.NET targetFramework mess  
Couple of weeks ago we noticed that the same C# code executes differently under MSTest and in Visual Studio 2017.
In particular, Uri constructor crashed on invalid input in Visual Studio, but did not crash in MSTest.

Then, several days later, we found that ASP.NET allows to modify collection that we iterate through, but the same code crashes in a unit test with "System.InvalidOperationException: Collection was modified; enumeration operation may not execute".

We decided to investigate and found that the culprit is in a different value of "httpRuntime targetFramework" attribute.

Bad naming and documentation
Microsoft .NET Framework team chose a bad name for that attribute and wrote a misleading documentation:
The version of the .NET Framework that the current web application targets.

When most developers (including me) read that - they think that "targetFramework" attribute defines what version of .NET framework would execute.

But actually that attribute has a very different meaning and should have been named either compatibilityTargetFramework or quirksTargetFramework.

What httpruntime targetframework actually means
Fortunately, levibroderick wrote a clarifying blog post, that now is the first result for httpRuntime targetFramework search:

With new versions of .NET framework, Microsoft .NET team introduced some breaking changes (especially for .NET Framework 4.5).
So then they created "quirks" to fix these breaking changes.

So, "targetFramework" attribute pretty much defines what set of quirks to use (the older the targetFramework version is - the more quirks you would get).
The total number of quirks seems to be around 10 (could be a little bit more or less, but not by a lot).

Practical impact
In the past, our Web.Config did not contain any mentioning of targetFramework in <httpRuntime> element.
That meant that we got all the quirks, so postjobfree.com did not break.
Then yesterday we turned off "legacy compatibility mode" by setting
<httpRuntime targetFramework="4.6.2" />
We lost all the quirks that way and, as a result, got two bugs:
1) "WebForms UnobtrusiveValidationMode requires a ScriptResourceMapping for 'jquery'. Please add a ScriptResourceMapping named jquery(case-sensitive)." crash on every page that contains <form> element.
2) Encrypted validationKey in <machineKey> element changed its meaning, so all users authentication cookies expired.
Several hours of research and development later - we fixed these issues and now our web site runs in a quirks-free mode.

What was your experience in converting legacy .NET app to the new .NET Framework version?

Originally posted at: http://dennisgorelik.dreamwidth.org/130665.html
Yaturkenzhensirhiv - a handheld spyyatur on April 23rd, 2017 01:16 am (UTC)
Well, in Visual Studio "target framework" is the framework the application is compiled against.
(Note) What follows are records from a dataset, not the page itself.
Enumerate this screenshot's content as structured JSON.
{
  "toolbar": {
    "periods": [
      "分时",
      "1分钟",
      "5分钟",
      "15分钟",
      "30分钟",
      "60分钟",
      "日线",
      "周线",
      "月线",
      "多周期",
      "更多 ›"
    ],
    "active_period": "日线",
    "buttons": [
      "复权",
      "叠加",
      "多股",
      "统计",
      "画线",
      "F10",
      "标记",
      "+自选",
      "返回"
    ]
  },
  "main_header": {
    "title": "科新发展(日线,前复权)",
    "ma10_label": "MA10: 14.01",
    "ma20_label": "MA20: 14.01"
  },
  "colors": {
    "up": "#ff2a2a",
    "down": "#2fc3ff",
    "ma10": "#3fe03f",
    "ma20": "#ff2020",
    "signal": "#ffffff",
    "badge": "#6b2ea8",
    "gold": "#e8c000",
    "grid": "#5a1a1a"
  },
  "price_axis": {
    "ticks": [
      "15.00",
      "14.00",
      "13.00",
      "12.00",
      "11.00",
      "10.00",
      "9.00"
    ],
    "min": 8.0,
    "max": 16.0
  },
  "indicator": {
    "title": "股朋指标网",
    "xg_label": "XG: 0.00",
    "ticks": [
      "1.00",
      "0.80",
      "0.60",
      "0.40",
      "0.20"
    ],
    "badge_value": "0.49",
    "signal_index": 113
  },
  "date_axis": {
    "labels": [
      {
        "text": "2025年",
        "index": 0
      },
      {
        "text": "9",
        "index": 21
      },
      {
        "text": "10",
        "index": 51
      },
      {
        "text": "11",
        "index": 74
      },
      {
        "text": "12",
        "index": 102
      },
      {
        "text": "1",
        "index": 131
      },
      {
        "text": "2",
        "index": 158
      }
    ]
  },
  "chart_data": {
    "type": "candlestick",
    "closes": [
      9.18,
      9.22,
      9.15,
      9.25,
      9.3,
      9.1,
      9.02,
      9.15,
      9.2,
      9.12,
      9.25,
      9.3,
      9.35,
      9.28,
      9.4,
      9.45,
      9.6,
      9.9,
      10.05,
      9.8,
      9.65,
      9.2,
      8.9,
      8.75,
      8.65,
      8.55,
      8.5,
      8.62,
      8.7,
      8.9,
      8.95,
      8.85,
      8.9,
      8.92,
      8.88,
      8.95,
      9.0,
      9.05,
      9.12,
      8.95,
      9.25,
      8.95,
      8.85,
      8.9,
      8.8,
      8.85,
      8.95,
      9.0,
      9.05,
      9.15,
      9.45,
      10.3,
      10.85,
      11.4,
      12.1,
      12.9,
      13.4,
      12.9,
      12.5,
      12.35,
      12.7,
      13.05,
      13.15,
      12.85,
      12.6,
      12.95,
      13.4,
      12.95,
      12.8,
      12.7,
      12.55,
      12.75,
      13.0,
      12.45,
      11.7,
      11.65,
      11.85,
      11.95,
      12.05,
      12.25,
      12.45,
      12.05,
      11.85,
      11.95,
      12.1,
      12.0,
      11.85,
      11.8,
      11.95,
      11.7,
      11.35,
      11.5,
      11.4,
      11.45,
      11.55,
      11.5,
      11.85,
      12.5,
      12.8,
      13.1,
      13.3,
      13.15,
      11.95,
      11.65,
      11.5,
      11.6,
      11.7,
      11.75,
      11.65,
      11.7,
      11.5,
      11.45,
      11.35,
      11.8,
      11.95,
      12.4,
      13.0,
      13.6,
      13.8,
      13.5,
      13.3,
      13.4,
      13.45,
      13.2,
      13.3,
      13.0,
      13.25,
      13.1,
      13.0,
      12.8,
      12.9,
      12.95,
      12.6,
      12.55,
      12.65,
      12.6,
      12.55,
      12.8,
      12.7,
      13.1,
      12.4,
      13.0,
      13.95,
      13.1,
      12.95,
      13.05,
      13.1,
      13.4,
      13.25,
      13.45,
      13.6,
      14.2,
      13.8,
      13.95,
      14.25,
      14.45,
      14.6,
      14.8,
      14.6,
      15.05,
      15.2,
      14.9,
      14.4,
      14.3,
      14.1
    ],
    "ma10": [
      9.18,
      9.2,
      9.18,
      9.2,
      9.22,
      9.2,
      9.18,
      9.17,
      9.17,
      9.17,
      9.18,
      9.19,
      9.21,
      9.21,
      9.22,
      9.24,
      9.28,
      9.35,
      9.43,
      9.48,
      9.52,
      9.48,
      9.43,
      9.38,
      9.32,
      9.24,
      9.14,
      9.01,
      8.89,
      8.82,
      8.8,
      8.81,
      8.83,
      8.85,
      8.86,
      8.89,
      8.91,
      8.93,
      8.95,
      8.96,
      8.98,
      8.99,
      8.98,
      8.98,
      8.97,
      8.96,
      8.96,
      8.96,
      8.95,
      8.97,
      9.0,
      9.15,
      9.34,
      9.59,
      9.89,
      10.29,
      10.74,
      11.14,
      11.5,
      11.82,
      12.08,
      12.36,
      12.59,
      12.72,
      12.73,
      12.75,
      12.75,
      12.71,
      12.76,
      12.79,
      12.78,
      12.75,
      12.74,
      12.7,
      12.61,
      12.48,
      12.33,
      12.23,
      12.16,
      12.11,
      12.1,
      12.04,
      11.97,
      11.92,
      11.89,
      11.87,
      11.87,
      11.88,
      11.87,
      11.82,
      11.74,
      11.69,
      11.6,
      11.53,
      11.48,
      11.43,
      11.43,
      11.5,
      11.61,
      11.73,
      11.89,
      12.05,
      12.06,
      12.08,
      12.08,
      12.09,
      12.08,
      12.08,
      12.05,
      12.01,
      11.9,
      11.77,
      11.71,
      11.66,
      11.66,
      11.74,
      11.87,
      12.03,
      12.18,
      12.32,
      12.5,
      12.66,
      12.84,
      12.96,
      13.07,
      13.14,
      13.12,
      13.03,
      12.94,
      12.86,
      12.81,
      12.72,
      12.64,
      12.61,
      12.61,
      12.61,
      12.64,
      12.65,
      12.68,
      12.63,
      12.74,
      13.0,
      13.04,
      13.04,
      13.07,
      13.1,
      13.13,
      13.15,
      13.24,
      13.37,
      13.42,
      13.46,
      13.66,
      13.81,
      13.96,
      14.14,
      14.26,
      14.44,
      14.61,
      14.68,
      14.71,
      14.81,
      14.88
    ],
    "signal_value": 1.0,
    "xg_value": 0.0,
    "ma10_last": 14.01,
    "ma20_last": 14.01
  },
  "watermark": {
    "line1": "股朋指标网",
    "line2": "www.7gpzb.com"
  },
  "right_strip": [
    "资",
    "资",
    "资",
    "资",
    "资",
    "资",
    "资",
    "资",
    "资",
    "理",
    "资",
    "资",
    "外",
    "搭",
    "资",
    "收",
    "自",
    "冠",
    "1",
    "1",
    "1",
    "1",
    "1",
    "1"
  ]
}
It does not mean you'd get exactly the same version when running on a user machine. It was like that for a long time.

Having said that, ASP.NET guys could probably have reused name and syntax for "supportedRuntime" instead of inventing a new attribute.
Dennis Gorelikdennisgorelik on April 23rd, 2017 05:24 am (UTC)
> in Visual Studio "target framework" is the framework the application is compiled against

That makes "httpRuntime targetFramework" naming even worse, because the same naming should mean the same thing.
Currently the meaning is definitely NOT the same in case of Target Framework (<TargetFrameworkVersion>) in *.cproj file vs targetFramework in <httpRuntime> element.

> could probably have reused name and syntax for "supportedRuntime"

ASP.NET developers can’t use the element since there’s no .exe the [TargetFramework] attribute can be compiled into.

I guess it was possible to reuse "supportedRuntime" in ASP.NET configuration anyway, but such reuse would cause a confusion too.
It is much better to use unique name for unique features.

Edited at 2018-05-25 06:53 pm (UTC)